(Source data begins)

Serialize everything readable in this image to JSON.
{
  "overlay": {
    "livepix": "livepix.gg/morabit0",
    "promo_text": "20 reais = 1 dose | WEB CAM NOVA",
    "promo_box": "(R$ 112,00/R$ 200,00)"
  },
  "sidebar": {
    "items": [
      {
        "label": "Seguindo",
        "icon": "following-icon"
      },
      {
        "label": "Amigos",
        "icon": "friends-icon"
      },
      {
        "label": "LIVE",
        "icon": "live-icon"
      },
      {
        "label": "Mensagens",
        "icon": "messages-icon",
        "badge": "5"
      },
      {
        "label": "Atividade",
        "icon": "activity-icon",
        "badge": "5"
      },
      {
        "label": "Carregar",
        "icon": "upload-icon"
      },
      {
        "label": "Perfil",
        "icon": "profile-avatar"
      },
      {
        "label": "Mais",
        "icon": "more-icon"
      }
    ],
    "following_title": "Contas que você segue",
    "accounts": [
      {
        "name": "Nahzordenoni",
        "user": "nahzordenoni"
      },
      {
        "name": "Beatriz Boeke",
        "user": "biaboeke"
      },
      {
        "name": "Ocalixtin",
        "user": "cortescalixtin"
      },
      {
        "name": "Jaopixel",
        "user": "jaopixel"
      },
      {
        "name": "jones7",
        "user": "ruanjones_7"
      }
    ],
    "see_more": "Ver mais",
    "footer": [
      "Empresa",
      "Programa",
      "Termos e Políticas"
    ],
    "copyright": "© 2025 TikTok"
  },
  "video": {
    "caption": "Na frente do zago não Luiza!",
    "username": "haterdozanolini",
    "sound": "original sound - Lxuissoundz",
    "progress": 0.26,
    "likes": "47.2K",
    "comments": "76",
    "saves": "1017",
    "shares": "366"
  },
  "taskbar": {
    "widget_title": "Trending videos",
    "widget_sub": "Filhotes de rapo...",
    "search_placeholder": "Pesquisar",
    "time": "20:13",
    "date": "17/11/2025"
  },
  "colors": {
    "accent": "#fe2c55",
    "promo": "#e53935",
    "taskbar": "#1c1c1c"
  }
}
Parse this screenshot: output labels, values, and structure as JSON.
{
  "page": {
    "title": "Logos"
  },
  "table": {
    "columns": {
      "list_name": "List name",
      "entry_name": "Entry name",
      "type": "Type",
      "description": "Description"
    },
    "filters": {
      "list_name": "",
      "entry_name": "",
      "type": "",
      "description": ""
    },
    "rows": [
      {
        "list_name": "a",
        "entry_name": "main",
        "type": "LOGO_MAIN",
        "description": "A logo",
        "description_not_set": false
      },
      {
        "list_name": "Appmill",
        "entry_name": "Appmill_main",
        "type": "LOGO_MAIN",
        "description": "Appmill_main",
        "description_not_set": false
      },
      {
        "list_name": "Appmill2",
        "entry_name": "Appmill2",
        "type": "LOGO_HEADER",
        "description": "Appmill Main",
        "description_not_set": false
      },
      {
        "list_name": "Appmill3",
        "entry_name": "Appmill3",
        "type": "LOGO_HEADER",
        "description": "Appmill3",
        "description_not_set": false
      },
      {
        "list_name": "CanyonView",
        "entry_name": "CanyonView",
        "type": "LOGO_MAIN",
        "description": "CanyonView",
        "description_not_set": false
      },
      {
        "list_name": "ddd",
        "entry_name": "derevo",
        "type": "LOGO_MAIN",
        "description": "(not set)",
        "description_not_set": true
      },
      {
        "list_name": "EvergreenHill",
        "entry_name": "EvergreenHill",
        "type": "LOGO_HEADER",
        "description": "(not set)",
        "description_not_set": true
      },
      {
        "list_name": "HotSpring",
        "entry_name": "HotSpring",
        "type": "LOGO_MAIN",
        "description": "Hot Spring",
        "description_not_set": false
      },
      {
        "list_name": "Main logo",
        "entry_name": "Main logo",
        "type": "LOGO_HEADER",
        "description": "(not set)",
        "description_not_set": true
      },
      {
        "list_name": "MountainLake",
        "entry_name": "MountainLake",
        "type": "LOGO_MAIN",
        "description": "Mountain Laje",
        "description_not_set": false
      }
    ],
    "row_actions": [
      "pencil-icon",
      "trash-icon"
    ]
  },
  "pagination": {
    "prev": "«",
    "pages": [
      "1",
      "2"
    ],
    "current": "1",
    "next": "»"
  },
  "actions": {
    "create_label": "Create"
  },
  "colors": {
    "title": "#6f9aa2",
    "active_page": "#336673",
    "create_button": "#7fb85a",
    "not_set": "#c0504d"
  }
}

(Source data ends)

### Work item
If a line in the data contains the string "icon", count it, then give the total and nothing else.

### Response
10